Asplenium: From the Greek a- 'without' and splene 'spleen', a northern hemisphere species, the black spleenwort (Asplenium adiantum-nigrum), was once believed to be a cure for diseases of the spleen.
Current Conservation Status
2012 - Not Threatened
Conservation status of New Zealand indigenous vascular plants, 2012
The conservation status of all known New Zealand vascular plant taxa at the rank of species and below were reassessed in 2012 using the New Zealand Threat Classification System (NZTCS). This report includes a statistical summary and brief notes on changes since 2009 and replaces all previous NZTCS lists for vascular plants. Authors: Peter J. de Lange, Jeremy R. Rolfe, Paul D. Champion, Shannel P. Courtney, Peter B. Heenan, John W. Barkla, Ewen K. Cameron, David A. Norton and Rodney A. Hitchmough. File size: 792KB
Previous Conservation Status
2009 - Not Threatened
2004 - Not Threatened
Asplenium polyodon G.Forst.
Vascular - Native

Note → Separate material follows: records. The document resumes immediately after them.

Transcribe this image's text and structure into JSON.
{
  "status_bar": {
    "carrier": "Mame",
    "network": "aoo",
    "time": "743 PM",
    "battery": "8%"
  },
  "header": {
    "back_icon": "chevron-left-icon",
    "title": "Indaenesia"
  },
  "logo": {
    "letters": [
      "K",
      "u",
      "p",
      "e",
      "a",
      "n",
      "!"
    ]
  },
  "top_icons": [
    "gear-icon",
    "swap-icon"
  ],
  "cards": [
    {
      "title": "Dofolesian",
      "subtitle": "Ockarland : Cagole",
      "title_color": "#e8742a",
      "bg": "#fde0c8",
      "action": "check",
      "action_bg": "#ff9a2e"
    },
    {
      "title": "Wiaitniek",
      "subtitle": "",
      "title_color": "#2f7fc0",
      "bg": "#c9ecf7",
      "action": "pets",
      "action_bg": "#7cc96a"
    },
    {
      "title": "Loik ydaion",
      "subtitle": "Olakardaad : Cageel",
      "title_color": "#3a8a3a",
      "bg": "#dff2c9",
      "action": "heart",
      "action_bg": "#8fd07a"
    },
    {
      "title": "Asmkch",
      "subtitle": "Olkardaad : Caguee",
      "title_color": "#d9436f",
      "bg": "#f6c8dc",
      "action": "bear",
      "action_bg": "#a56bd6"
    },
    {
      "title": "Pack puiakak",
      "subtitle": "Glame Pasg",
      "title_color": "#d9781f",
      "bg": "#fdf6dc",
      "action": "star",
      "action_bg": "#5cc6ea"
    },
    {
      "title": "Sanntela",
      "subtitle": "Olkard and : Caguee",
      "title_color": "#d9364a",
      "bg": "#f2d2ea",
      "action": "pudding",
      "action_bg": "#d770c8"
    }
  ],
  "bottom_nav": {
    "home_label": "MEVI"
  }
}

The National Vegetation Survey (NVS) Databank
is a physical archive and electronic databank containing records of over 94,000 vegetation survey plots - including data from over 19,000 permanent plots. NVS maintains a standard set of species code abbreviations that correspond to standard scientific plant names from the Ngä Tipu o Aotearoa - New Zealand Plants database.
Asplenium falcatum Lam.; Asplenium adiantoides var. polyodon (G.Forst.) C.Chr.; Asplenium falcatum var. caudatum sensu Allan; Tarachia falcata (Lam.) C.Presl; Tarachia polyodon (G.Forst.) C.Presl; Trichomanes adiantoides L.; Asplenium forsterianum Colenso; Tarachia adiantoides (L.) Nakai ex Tuyama; Asplenium adiantoides (L.) C.Chr.; Asplenium caudatum sensu Hook.f.; Asplenium falcatum sensu A.Rich.
Indigenous. New Zealand: Kermadec, Three Kings, North, South, Stewart and Chatham Islands. Also Madagascar, Indo-Malaysian, Australia, and the Pacific Islands. In the South Island mainly western, in the east found as far south as Bull Creek on the coast south of Dunedin
Coastal to montane. In scrub and dense forest, often as an epiphyte but also on rock outcrops, fallen logs and on the ground.
Rhizome stout, short creeping, densely covered in red-brown, narrowly triangular scales up to 10 × l mm. Stipes 100-300 mm long, dark brown, stiff, densely covered in scales similar to but smaller than those of the rhizome. Laminae lanceolate, 250-500 (or more) × 100-200 mm, dark green and glossy above, paler and dull below, frequently pendulous, pinnate. Raches dark chocolate brown, very scaly. Pinnae 25 (or more) pairs, narrowly angular-ovate to ovate, sometimes with a large rounded basal acroscopic lobe, acuminate, doubly serrate, 50-100 × 10-20 mm, scaly and with prominent veins on underside. Sori often slightly curved away from the midrib, up to 2 mm long.
Recognised by the simply pinnate frond which are > 30 mm wide; by the dark chocolate brown rachis; and by the pinnae irregularly and doubly serrate
Not applicable - spore producing
Not applicable - spore producing
Rather slow growing but a very attractive species which is excellent in a pot, on a shaded rock wall, or planted in a free draining, moist, fertile soil under tall trees.
2n = 144
Life Cycle and Dispersal
Minute spores are wind dispersed (Thorsen et al., 2009).
Description from: Brownsey (1977).
References and further reading
Brownsey, P.J. 1977: A taxonomic revision of the New Zealand species of Asplenium. New Zealand Journal of Botany 15: 39-86.
Thorsen, M. J.; Dickinson, K. J. M.; Seddon, P. J. 2009. Seed dispersal systems in the New Zealand flora. Perspectives in Plant Ecology, Evolution and Systematics 2009 Vol. 11 No. 4 pp. 285-309
This page last updated on 4 Dec 2014